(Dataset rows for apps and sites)
++++++++++
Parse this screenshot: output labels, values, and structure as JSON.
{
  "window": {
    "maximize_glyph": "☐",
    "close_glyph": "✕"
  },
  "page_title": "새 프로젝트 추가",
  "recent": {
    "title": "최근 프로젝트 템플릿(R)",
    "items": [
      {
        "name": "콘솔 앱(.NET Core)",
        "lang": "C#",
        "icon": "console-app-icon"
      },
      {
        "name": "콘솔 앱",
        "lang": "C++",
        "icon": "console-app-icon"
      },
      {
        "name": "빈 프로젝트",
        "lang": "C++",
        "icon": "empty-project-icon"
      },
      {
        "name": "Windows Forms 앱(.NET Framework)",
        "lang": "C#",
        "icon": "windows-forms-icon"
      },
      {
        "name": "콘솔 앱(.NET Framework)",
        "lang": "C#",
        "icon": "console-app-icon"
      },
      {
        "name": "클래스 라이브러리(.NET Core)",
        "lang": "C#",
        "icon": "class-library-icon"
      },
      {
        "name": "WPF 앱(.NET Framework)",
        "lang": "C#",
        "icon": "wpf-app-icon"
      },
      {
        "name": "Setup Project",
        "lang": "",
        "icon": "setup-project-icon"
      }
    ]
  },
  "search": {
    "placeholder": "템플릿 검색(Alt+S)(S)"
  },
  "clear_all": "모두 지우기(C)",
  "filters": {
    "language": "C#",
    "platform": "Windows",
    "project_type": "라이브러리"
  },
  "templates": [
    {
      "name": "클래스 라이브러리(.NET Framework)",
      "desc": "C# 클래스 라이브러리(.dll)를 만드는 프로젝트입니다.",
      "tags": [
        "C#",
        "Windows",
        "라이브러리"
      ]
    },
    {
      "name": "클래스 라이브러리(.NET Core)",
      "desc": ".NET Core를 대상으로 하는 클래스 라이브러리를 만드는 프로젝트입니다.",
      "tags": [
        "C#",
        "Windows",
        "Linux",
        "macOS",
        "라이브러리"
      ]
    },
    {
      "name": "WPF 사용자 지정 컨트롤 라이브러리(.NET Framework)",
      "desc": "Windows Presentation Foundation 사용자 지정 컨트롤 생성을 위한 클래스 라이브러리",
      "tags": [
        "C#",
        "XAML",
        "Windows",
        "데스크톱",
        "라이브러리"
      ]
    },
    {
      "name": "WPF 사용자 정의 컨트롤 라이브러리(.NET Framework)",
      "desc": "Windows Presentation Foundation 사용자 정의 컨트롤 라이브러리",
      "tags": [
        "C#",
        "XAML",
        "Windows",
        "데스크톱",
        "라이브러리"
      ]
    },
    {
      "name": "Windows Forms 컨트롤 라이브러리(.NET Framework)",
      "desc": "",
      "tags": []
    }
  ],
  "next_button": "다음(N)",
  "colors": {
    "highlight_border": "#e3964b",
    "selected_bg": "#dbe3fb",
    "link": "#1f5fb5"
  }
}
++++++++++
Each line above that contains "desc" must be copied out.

      "desc": "C# 클래스 라이브러리(.dll)를 만드는 프로젝트입니다.",
      "desc": ".NET Core를 대상으로 하는 클래스 라이브러리를 만드는 프로젝트입니다.",
      "desc": "Windows Presentation Foundation 사용자 지정 컨트롤 생성을 위한 클래스 라이브러리",
      "desc": "Windows Presentation Foundation 사용자 정의 컨트롤 라이브러리",
      "desc": "",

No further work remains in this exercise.